TO DO »
Look through the entries below. Report each line that has the word "icon" in it.

BEGIN LISTED RECORDS

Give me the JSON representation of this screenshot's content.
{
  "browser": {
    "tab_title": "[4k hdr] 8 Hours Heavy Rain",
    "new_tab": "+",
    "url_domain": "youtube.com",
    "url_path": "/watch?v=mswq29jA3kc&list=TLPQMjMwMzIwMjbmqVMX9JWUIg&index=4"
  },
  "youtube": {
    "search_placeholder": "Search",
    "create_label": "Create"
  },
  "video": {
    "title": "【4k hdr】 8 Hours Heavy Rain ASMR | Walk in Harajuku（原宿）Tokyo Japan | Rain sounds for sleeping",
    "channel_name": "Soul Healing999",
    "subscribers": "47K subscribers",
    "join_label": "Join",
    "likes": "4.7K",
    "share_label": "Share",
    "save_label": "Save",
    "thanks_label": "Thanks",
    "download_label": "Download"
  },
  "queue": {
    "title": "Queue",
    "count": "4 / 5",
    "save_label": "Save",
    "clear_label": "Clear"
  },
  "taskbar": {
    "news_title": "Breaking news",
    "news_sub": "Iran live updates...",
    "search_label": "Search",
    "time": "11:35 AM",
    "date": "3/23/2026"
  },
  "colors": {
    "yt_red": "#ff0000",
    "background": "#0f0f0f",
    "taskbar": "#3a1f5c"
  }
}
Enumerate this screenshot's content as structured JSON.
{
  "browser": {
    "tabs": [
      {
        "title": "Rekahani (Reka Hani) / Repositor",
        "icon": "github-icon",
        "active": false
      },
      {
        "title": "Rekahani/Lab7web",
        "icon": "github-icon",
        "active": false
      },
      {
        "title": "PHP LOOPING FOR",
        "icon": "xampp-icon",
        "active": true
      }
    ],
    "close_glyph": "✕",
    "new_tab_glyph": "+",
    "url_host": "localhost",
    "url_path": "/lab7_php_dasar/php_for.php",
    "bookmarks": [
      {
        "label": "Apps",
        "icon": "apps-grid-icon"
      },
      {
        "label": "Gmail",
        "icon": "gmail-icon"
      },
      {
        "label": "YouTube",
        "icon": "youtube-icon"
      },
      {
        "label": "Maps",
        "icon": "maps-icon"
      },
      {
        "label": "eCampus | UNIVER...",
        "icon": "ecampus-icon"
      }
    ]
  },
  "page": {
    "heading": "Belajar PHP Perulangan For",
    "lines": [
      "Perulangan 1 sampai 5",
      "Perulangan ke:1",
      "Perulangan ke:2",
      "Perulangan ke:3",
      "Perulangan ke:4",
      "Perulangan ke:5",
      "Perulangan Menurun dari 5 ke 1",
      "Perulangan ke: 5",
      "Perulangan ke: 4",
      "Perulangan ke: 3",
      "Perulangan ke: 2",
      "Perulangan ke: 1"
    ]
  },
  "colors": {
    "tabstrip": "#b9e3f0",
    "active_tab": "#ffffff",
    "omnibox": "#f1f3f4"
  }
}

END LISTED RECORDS

WRITTEN ANSWER »
        "icon": "github-icon",
        "icon": "github-icon",
        "icon": "xampp-icon",
        "icon": "apps-grid-icon"
        "icon": "gmail-icon"
        "icon": "youtube-icon"
        "icon": "maps-icon"
        "icon": "ecampus-icon"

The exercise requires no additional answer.